Now I am not one to question if the German Shepherd is a very intelligent dog. However, part of me starts to wonder how you distinguish the Albert Einstein from the Steven Hawking of dog breeds. A major problem in ranking intelligence among dogs is deciding what intelligence even looks like. The popular perception is that obedient dogs are intelligent dogs. However, this is often seen as “unfair” because this automatically excludes dog breeds that have an independent nature (but not necessarily unintelligent). The tests to measure a dog’s intelligence vary as much as the number of dog breeds. Historically dog experts measured a breed’s intelligence by testing how many words they could recognize on average. However, much more recent research has focused on the cognitive responses of a dog breed through “guilt” experiments, face recognition, and input from dog breeders/trainers. At the moment the dog intelligence rankings have 1. Border Collie, 2. Poodle, 3. German Shepherd, 4. Golden Retriever, and 5. Doberman pinscher.
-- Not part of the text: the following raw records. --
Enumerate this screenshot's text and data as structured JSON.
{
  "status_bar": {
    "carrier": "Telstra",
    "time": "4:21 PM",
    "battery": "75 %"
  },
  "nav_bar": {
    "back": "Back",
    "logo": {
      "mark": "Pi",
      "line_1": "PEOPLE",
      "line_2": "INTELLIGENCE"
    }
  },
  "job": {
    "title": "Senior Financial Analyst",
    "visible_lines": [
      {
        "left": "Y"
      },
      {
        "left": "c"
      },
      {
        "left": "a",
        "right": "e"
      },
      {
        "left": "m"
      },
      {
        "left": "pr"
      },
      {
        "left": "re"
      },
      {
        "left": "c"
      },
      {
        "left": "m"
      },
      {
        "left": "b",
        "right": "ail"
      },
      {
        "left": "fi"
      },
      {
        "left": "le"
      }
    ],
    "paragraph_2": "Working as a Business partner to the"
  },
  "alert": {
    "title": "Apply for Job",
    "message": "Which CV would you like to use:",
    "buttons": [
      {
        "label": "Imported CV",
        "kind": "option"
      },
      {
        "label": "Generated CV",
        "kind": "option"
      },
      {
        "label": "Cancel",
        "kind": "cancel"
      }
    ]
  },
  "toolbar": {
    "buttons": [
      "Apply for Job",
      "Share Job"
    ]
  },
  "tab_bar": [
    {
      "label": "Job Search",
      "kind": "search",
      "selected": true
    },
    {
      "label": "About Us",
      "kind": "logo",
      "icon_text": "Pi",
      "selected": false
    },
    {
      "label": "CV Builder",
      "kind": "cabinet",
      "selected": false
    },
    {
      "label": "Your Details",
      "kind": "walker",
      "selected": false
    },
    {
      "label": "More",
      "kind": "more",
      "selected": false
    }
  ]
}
Even though the German Shepherd does not come in as number one for intelligence it is still a very desirable work dog. Its large size and strong jaw make it an ideal partner for law enforcement and military organizations. Both the Border Collie and Poodle lack enough muscle pound for pound to really compete with the German Shepherd. Also, the endurance and focus of the German Shepherd over long periods of time make it ideal for rescue and security.
Alright dog owners, dog sitters, and dog boarders, this wraps up our post on the German Shepherd. Disagree with anything in the post or have something to add? We want to hear from you in the comments below!